What is needed: From top to bottom, return the listing exactly as it appears, omitting its images.

Data Start Marker

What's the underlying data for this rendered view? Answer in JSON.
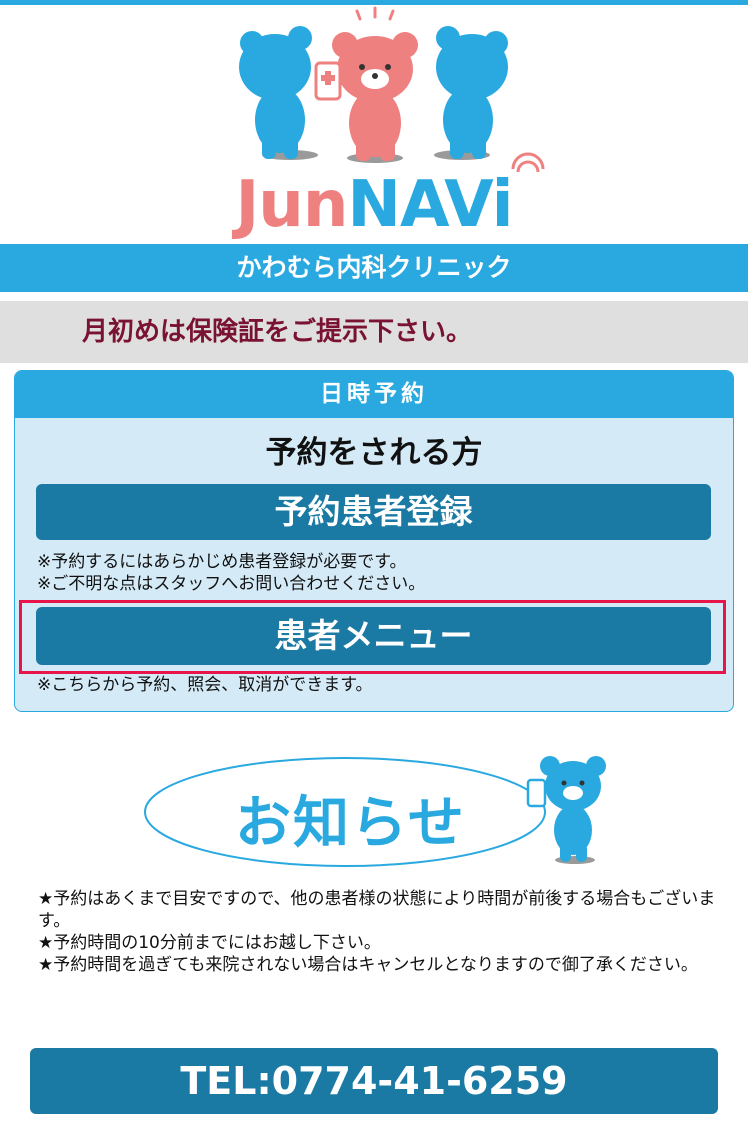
{
  "brand": {
    "logo_text_jun": "Jun",
    "logo_text_navi": "NAVi"
  },
  "clinic": {
    "name": "かわむら内科クリニック"
  },
  "notice": {
    "text": "月初めは保険証をご提示下さい。"
  },
  "reservation": {
    "header": "日時予約",
    "subtitle": "予約をされる方",
    "register_button": "予約患者登録",
    "register_note_1": "※予約するにはあらかじめ患者登録が必要です。",
    "register_note_2": "※ご不明な点はスタッフへお問い合わせください。",
    "menu_button": "患者メニュー",
    "menu_note": "※こちらから予約、照会、取消ができます。"
  },
  "news": {
    "title": "お知らせ",
    "items": [
      "★予約はあくまで目安ですので、他の患者様の状態により時間が前後する場合もございます。",
      "★予約時間の10分前までにはお越し下さい。",
      "★予約時間を過ぎても来院されない場合はキャンセルとなりますので御了承ください。"
    ]
  },
  "contact": {
    "tel": "TEL:0774-41-6259"
  },
  "colors": {
    "accent": "#29a9df",
    "button": "#1a7aa3",
    "highlight": "#e8154a",
    "notice_text": "#7a1232",
    "logo_pink": "#ef8080"
  }
}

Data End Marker

Response:
What's the underlying data for this rendered view? Answer in JSON.
{
  "brand": {
    "logo_text_jun": "Jun",
    "logo_text_navi": "NAVi"
  },
  "clinic": {
    "name": "かわむら内科クリニック"
  },
  "notice": {
    "text": "月初めは保険証をご提示下さい。"
  },
  "reservation": {
    "header": "日時予約",
    "subtitle": "予約をされる方",
    "register_button": "予約患者登録",
    "register_note_1": "※予約するにはあらかじめ患者登録が必要です。",
    "register_note_2": "※ご不明な点はスタッフへお問い合わせください。",
    "menu_button": "患者メニュー",
    "menu_note": "※こちらから予約、照会、取消ができます。"
  },
  "news": {
    "title": "お知らせ",
    "items": [
      "★予約はあくまで目安ですので、他の患者様の状態により時間が前後する場合もございます。",
      "★予約時間の10分前までにはお越し下さい。",
      "★予約時間を過ぎても来院されない場合はキャンセルとなりますので御了承ください。"
    ]
  },
  "contact": {
    "tel": "TEL:0774-41-6259"
  },
  "colors": {
    "accent": "#29a9df",
    "button": "#1a7aa3",
    "highlight": "#e8154a",
    "notice_text": "#7a1232",
    "logo_pink": "#ef8080"
  }
}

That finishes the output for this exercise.